The formal investigation announced by the European Commission today into Ireland’s corporation tax treatment of Apple could prove to be very damaging to the Irish economy and ultimately cost jobs, according to the Fianna Fáil Spokesperson on Finance Michael McGrath. Deputy McGrath said the Irish government must robustly defend Ireland’s corporation tax regime and how it interacts with multinational companies. Deputy McGrath stated: “While the investigation announced today relates specifically to the question of whether Ireland’s tax treatment of Apple breaches EU State Aid rules, an adverse finding could have much wider implications for multinationals in Ireland and ultimately cost jobs. It has been clear for some time that many other European countries have viewed Ireland’s success at attracting multinationals with considerable envy. Our competitors will hope that today’s announcement is the start of the unravelling of our ability to secure multinational investment.
“It is absolutely vital that the government uses every means at its disposal to protect our economic interests. Apple currently employs over 4,000 people at its European base in Cork. The government must protect these jobs and every other multinational job in the country.
“The truth is that the disparaging references to Ireland’s corporation tax regime during committee hearings at the US Senate and the House of Commons have caused significant reputational damage to our tax system.
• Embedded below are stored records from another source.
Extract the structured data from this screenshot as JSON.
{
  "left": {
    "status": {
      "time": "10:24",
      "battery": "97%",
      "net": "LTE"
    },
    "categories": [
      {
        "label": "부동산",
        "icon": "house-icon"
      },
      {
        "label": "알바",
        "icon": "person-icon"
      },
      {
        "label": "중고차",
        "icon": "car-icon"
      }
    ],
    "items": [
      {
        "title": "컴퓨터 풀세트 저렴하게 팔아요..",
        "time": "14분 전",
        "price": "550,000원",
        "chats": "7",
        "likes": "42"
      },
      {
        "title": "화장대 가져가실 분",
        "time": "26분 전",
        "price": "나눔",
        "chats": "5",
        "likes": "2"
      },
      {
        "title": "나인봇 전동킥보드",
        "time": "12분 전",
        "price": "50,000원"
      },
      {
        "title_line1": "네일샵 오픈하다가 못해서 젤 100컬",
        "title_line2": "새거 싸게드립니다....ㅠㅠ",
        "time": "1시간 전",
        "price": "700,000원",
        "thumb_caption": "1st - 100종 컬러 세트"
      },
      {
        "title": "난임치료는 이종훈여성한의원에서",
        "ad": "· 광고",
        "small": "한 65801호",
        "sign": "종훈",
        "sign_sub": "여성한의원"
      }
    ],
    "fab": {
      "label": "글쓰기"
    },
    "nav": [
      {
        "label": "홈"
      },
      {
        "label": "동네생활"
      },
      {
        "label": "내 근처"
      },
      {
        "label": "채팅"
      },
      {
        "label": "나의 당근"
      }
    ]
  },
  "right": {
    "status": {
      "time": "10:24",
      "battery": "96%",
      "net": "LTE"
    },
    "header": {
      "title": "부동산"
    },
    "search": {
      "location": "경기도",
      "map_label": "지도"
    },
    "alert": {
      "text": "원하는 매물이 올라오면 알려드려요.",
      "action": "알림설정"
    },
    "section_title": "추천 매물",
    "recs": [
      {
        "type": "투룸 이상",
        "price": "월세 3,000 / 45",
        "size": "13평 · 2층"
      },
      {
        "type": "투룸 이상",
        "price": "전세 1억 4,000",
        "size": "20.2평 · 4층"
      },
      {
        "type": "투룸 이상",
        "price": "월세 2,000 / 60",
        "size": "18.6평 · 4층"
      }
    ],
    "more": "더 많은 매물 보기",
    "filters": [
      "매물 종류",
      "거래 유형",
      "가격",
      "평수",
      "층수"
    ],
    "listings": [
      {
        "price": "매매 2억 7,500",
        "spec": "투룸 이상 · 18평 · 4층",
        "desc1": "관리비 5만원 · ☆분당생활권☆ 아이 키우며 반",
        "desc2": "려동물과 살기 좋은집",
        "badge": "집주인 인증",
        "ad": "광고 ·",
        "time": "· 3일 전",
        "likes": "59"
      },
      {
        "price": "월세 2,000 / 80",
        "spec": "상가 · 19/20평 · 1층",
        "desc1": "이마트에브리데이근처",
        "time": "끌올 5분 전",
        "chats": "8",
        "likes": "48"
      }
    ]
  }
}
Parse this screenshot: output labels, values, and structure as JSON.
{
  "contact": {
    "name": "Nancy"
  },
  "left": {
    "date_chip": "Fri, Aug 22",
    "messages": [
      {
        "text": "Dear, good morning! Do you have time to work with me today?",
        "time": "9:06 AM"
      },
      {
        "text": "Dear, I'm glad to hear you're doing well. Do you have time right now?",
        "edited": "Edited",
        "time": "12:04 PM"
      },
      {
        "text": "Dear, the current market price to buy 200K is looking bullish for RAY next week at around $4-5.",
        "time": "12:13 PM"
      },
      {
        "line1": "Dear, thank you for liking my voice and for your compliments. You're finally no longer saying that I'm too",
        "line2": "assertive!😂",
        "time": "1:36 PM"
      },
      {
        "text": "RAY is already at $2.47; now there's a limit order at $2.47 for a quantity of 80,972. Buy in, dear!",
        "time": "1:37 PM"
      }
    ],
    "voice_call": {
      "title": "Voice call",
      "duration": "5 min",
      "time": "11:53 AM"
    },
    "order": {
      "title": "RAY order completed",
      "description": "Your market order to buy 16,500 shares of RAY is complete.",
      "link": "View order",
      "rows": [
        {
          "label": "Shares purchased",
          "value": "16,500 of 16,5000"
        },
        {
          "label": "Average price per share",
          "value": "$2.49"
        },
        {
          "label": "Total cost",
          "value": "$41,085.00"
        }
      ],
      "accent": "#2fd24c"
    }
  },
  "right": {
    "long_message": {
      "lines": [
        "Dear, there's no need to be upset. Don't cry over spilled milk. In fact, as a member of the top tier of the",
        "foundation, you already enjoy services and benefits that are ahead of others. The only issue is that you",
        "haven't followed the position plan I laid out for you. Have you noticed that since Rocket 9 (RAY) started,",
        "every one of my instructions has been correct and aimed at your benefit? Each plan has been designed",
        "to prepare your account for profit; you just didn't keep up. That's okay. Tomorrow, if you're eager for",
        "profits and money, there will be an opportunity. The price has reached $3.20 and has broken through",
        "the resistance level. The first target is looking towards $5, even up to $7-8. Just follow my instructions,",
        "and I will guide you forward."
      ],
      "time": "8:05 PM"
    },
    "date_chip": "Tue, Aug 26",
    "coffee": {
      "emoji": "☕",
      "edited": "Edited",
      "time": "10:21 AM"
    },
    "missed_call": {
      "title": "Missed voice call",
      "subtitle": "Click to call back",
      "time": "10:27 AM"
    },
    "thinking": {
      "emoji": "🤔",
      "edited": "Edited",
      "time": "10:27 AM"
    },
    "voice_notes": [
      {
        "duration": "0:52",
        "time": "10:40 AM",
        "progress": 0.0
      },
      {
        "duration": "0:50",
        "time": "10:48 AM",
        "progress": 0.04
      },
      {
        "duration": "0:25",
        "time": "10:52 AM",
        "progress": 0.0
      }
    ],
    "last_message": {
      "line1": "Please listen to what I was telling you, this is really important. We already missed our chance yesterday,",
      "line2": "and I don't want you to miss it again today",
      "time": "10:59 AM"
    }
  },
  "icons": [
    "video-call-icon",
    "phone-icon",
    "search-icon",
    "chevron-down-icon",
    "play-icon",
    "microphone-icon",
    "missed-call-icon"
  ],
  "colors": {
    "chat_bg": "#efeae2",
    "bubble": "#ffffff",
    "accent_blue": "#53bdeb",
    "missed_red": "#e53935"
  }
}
As recently as last week, we had the Californian Governor passing jokes in the presence of An Taoiseach about Ireland’s corporation tax system and ‘creative accounting’. The government has not treated this issue with the seriousness it deserves since the initial European probe was launched nine months ago. The government has been complacent and dismissive and has not allayed the concerns of the EU to prevent a formal inquiry.
“The widely held concerns about the amount of tax multinationals pay are best dealt with on an agreed basis internationally. Ireland can and should play its part in this process through engagement with the initiative at OECD level. The bottom line is that we need to have certainty about our corporation tax system in order to secure the multinational jobs currently in Ireland and to continue to attract inward investment into the country. The government now needs to urgently address the technical issues raised as part of this EU investigation and must insist that the investigation is concluded quickly and not allowed to drag on over an indefinite period of time. Otherwise, the only beneficiaries will be the countries Ireland competes with for international investment.”